[Data records for software interfaces]
***
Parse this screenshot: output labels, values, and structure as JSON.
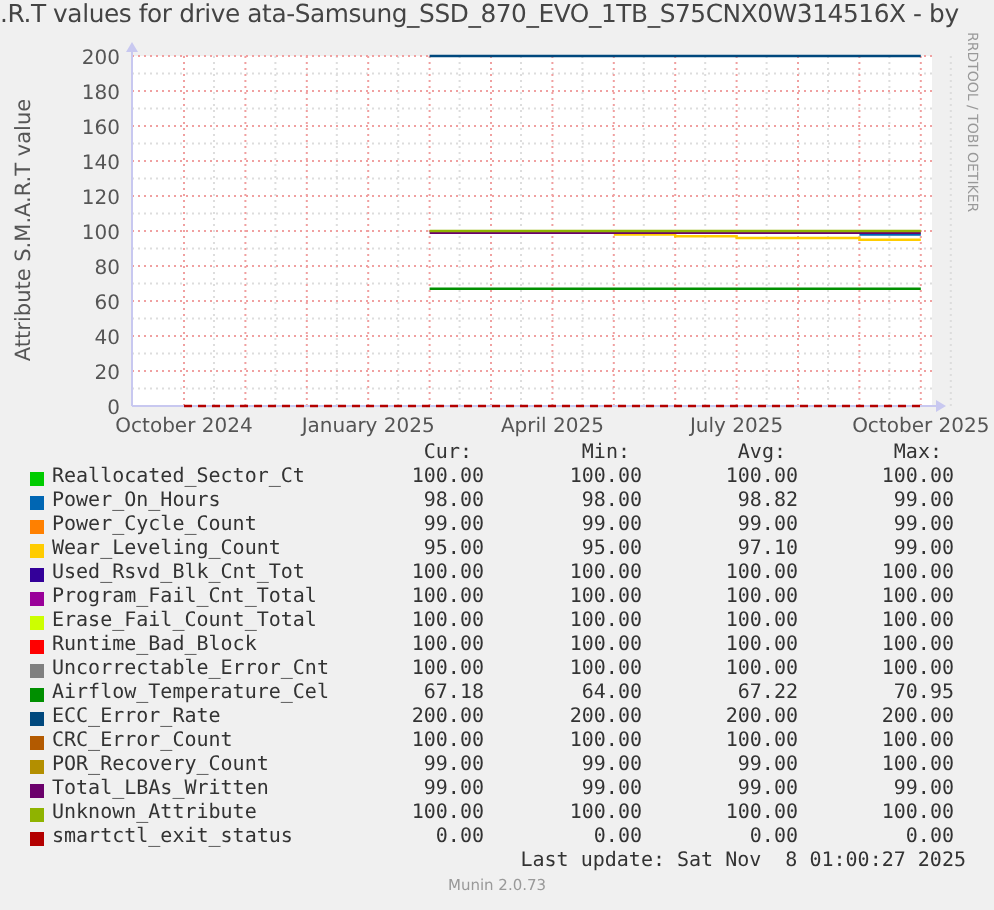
{
  "title": ".R.T values for drive ata-Samsung_SSD_870_EVO_1TB_S75CNX0W314516X - by",
  "watermark": "RRDTOOL / TOBI OETIKER",
  "chart": {
    "chart_data": {
      "type": "line",
      "ylabel": "Attribute S.M.A.R.T value",
      "categories": [
        "October 2024",
        null,
        null,
        "January 2025",
        null,
        null,
        "April 2025",
        null,
        null,
        "July 2025",
        null,
        null,
        "October 2025"
      ],
      "ylim": [
        0,
        200
      ],
      "grid": true,
      "yticks": [
        0,
        20,
        40,
        60,
        80,
        100,
        120,
        140,
        160,
        180,
        200
      ],
      "series": [
        {
          "name": "Reallocated_Sector_Ct",
          "color": "#00cc00",
          "values": [
            null,
            null,
            null,
            null,
            null,
            null,
            null,
            null,
            null,
            null,
            null,
            null,
            null
          ]
        },
        {
          "name": "Power_On_Hours",
          "color": "#0066b3",
          "values": [
            null,
            null,
            null,
            null,
            null,
            null,
            null,
            null,
            null,
            null,
            null,
            98,
            98
          ]
        },
        {
          "name": "Power_Cycle_Count",
          "color": "#ff8000",
          "values": [
            null,
            null,
            null,
            null,
            null,
            null,
            null,
            null,
            null,
            null,
            null,
            null,
            null
          ]
        },
        {
          "name": "Wear_Leveling_Count",
          "color": "#ffcc00",
          "values": [
            null,
            null,
            null,
            null,
            null,
            null,
            null,
            98,
            97,
            96,
            96,
            95,
            95
          ]
        },
        {
          "name": "Used_Rsvd_Blk_Cnt_Tot",
          "color": "#330099",
          "values": [
            null,
            null,
            null,
            null,
            null,
            null,
            null,
            null,
            null,
            null,
            null,
            null,
            null
          ]
        },
        {
          "name": "Program_Fail_Cnt_Total",
          "color": "#990099",
          "values": [
            null,
            null,
            null,
            null,
            null,
            null,
            null,
            null,
            null,
            null,
            null,
            null,
            null
          ]
        },
        {
          "name": "Erase_Fail_Count_Total",
          "color": "#ccff00",
          "values": [
            null,
            null,
            null,
            null,
            null,
            null,
            null,
            null,
            null,
            null,
            null,
            null,
            null
          ]
        },
        {
          "name": "Runtime_Bad_Block",
          "color": "#ff0000",
          "values": [
            null,
            null,
            null,
            null,
            null,
            null,
            null,
            null,
            null,
            null,
            null,
            null,
            null
          ]
        },
        {
          "name": "Uncorrectable_Error_Cnt",
          "color": "#808080",
          "values": [
            null,
            null,
            null,
            null,
            null,
            null,
            null,
            null,
            null,
            null,
            null,
            null,
            null
          ]
        },
        {
          "name": "Airflow_Temperature_Cel",
          "color": "#008f00",
          "values": [
            null,
            null,
            null,
            null,
            67,
            67,
            67,
            67,
            67,
            67,
            67,
            67,
            67
          ]
        },
        {
          "name": "ECC_Error_Rate",
          "color": "#00487d",
          "values": [
            null,
            null,
            null,
            null,
            200,
            200,
            200,
            200,
            200,
            200,
            200,
            200,
            200
          ]
        },
        {
          "name": "CRC_Error_Count",
          "color": "#b35a00",
          "values": [
            null,
            null,
            null,
            null,
            null,
            null,
            null,
            null,
            null,
            null,
            null,
            null,
            null
          ]
        },
        {
          "name": "POR_Recovery_Count",
          "color": "#b38f00",
          "values": [
            null,
            null,
            null,
            null,
            null,
            null,
            null,
            null,
            null,
            null,
            null,
            null,
            null
          ]
        },
        {
          "name": "Total_LBAs_Written",
          "color": "#6b006b",
          "values": [
            null,
            null,
            null,
            null,
            99,
            99,
            99,
            99,
            99,
            99,
            99,
            99,
            99
          ]
        },
        {
          "name": "Unknown_Attribute",
          "color": "#8fb300",
          "values": [
            null,
            null,
            null,
            null,
            100,
            100,
            100,
            100,
            100,
            100,
            100,
            100,
            100
          ]
        },
        {
          "name": "smartctl_exit_status",
          "color": "#b30000",
          "line_style": "dashed",
          "values": [
            0,
            0,
            0,
            0,
            0,
            0,
            0,
            0,
            0,
            0,
            0,
            0,
            0
          ]
        }
      ]
    }
  },
  "legend": {
    "columns": [
      "Cur:",
      "Min:",
      "Avg:",
      "Max:"
    ],
    "rows": [
      {
        "values": [
          "100.00",
          "100.00",
          "100.00",
          "100.00"
        ]
      },
      {
        "values": [
          "98.00",
          "98.00",
          "98.82",
          "99.00"
        ]
      },
      {
        "values": [
          "99.00",
          "99.00",
          "99.00",
          "99.00"
        ]
      },
      {
        "values": [
          "95.00",
          "95.00",
          "97.10",
          "99.00"
        ]
      },
      {
        "values": [
          "100.00",
          "100.00",
          "100.00",
          "100.00"
        ]
      },
      {
        "values": [
          "100.00",
          "100.00",
          "100.00",
          "100.00"
        ]
      },
      {
        "values": [
          "100.00",
          "100.00",
          "100.00",
          "100.00"
        ]
      },
      {
        "values": [
          "100.00",
          "100.00",
          "100.00",
          "100.00"
        ]
      },
      {
        "values": [
          "100.00",
          "100.00",
          "100.00",
          "100.00"
        ]
      },
      {
        "values": [
          "67.18",
          "64.00",
          "67.22",
          "70.95"
        ]
      },
      {
        "values": [
          "200.00",
          "200.00",
          "200.00",
          "200.00"
        ]
      },
      {
        "values": [
          "100.00",
          "100.00",
          "100.00",
          "100.00"
        ]
      },
      {
        "values": [
          "99.00",
          "99.00",
          "99.00",
          "100.00"
        ]
      },
      {
        "values": [
          "99.00",
          "99.00",
          "99.00",
          "99.00"
        ]
      },
      {
        "values": [
          "100.00",
          "100.00",
          "100.00",
          "100.00"
        ]
      },
      {
        "values": [
          "0.00",
          "0.00",
          "0.00",
          "0.00"
        ]
      }
    ]
  },
  "last_update": "Last update: Sat Nov  8 01:00:27 2025",
  "footer": "Munin 2.0.73"
}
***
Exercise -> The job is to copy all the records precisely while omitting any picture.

Task output ->
Parse this screenshot: output labels, values, and structure as JSON.
{
  "title": ".R.T values for drive ata-Samsung_SSD_870_EVO_1TB_S75CNX0W314516X - by",
  "watermark": "RRDTOOL / TOBI OETIKER",
  "chart": {
    "chart_data": {
      "type": "line",
      "ylabel": "Attribute S.M.A.R.T value",
      "categories": [
        "October 2024",
        null,
        null,
        "January 2025",
        null,
        null,
        "April 2025",
        null,
        null,
        "July 2025",
        null,
        null,
        "October 2025"
      ],
      "ylim": [
        0,
        200
      ],
      "grid": true,
      "yticks": [
        0,
        20,
        40,
        60,
        80,
        100,
        120,
        140,
        160,
        180,
        200
      ],
      "series": [
        {
          "name": "Reallocated_Sector_Ct",
          "color": "#00cc00",
          "values": [
            null,
            null,
            null,
            null,
            null,
            null,
            null,
            null,
            null,
            null,
            null,
            null,
            null
          ]
        },
        {
          "name": "Power_On_Hours",
          "color": "#0066b3",
          "values": [
            null,
            null,
            null,
            null,
            null,
            null,
            null,
            null,
            null,
            null,
            null,
            98,
            98
          ]
        },
        {
          "name": "Power_Cycle_Count",
          "color": "#ff8000",
          "values": [
            null,
            null,
            null,
            null,
            null,
            null,
            null,
            null,
            null,
            null,
            null,
            null,
            null
          ]
        },
        {
          "name": "Wear_Leveling_Count",
          "color": "#ffcc00",
          "values": [
            null,
            null,
            null,
            null,
            null,
            null,
            null,
            98,
            97,
            96,
            96,
            95,
            95
          ]
        },
        {
          "name": "Used_Rsvd_Blk_Cnt_Tot",
          "color": "#330099",
          "values": [
            null,
            null,
            null,
            null,
            null,
            null,
            null,
            null,
            null,
            null,
            null,
            null,
            null
          ]
        },
        {
          "name": "Program_Fail_Cnt_Total",
          "color": "#990099",
          "values": [
            null,
            null,
            null,
            null,
            null,
            null,
            null,
            null,
            null,
            null,
            null,
            null,
            null
          ]
        },
        {
          "name": "Erase_Fail_Count_Total",
          "color": "#ccff00",
          "values": [
            null,
            null,
            null,
            null,
            null,
            null,
            null,
            null,
            null,
            null,
            null,
            null,
            null
          ]
        },
        {
          "name": "Runtime_Bad_Block",
          "color": "#ff0000",
          "values": [
            null,
            null,
            null,
            null,
            null,
            null,
            null,
            null,
            null,
            null,
            null,
            null,
            null
          ]
        },
        {
          "name": "Uncorrectable_Error_Cnt",
          "color": "#808080",
          "values": [
            null,
            null,
            null,
            null,
            null,
            null,
            null,
            null,
            null,
            null,
            null,
            null,
            null
          ]
        },
        {
          "name": "Airflow_Temperature_Cel",
          "color": "#008f00",
          "values": [
            null,
            null,
            null,
            null,
            67,
            67,
            67,
            67,
            67,
            67,
            67,
            67,
            67
          ]
        },
        {
          "name": "ECC_Error_Rate",
          "color": "#00487d",
          "values": [
            null,
            null,
            null,
            null,
            200,
            200,
            200,
            200,
            200,
            200,
            200,
            200,
            200
          ]
        },
        {
          "name": "CRC_Error_Count",
          "color": "#b35a00",
          "values": [
            null,
            null,
            null,
            null,
            null,
            null,
            null,
            null,
            null,
            null,
            null,
            null,
            null
          ]
        },
        {
          "name": "POR_Recovery_Count",
          "color": "#b38f00",
          "values": [
            null,
            null,
            null,
            null,
            null,
            null,
            null,
            null,
            null,
            null,
            null,
            null,
            null
          ]
        },
        {
          "name": "Total_LBAs_Written",
          "color": "#6b006b",
          "values": [
            null,
            null,
            null,
            null,
            99,
            99,
            99,
            99,
            99,
            99,
            99,
            99,
            99
          ]
        },
        {
          "name": "Unknown_Attribute",
          "color": "#8fb300",
          "values": [
            null,
            null,
            null,
            null,
            100,
            100,
            100,
            100,
            100,
            100,
            100,
            100,
            100
          ]
        },
        {
          "name": "smartctl_exit_status",
          "color": "#b30000",
          "line_style": "dashed",
          "values": [
            0,
            0,
            0,
            0,
            0,
            0,
            0,
            0,
            0,
            0,
            0,
            0,
            0
          ]
        }
      ]
    }
  },
  "legend": {
    "columns": [
      "Cur:",
      "Min:",
      "Avg:",
      "Max:"
    ],
    "rows": [
      {
        "values": [
          "100.00",
          "100.00",
          "100.00",
          "100.00"
        ]
      },
      {
        "values": [
          "98.00",
          "98.00",
          "98.82",
          "99.00"
        ]
      },
      {
        "values": [
          "99.00",
          "99.00",
          "99.00",
          "99.00"
        ]
      },
      {
        "values": [
          "95.00",
          "95.00",
          "97.10",
          "99.00"
        ]
      },
      {
        "values": [
          "100.00",
          "100.00",
          "100.00",
          "100.00"
        ]
      },
      {
        "values": [
          "100.00",
          "100.00",
          "100.00",
          "100.00"
        ]
      },
      {
        "values": [
          "100.00",
          "100.00",
          "100.00",
          "100.00"
        ]
      },
      {
        "values": [
          "100.00",
          "100.00",
          "100.00",
          "100.00"
        ]
      },
      {
        "values": [
          "100.00",
          "100.00",
          "100.00",
          "100.00"
        ]
      },
      {
        "values": [
          "67.18",
          "64.00",
          "67.22",
          "70.95"
        ]
      },
      {
        "values": [
          "200.00",
          "200.00",
          "200.00",
          "200.00"
        ]
      },
      {
        "values": [
          "100.00",
          "100.00",
          "100.00",
          "100.00"
        ]
      },
      {
        "values": [
          "99.00",
          "99.00",
          "99.00",
          "100.00"
        ]
      },
      {
        "values": [
          "99.00",
          "99.00",
          "99.00",
          "99.00"
        ]
      },
      {
        "values": [
          "100.00",
          "100.00",
          "100.00",
          "100.00"
        ]
      },
      {
        "values": [
          "0.00",
          "0.00",
          "0.00",
          "0.00"
        ]
      }
    ]
  },
  "last_update": "Last update: Sat Nov  8 01:00:27 2025",
  "footer": "Munin 2.0.73"
}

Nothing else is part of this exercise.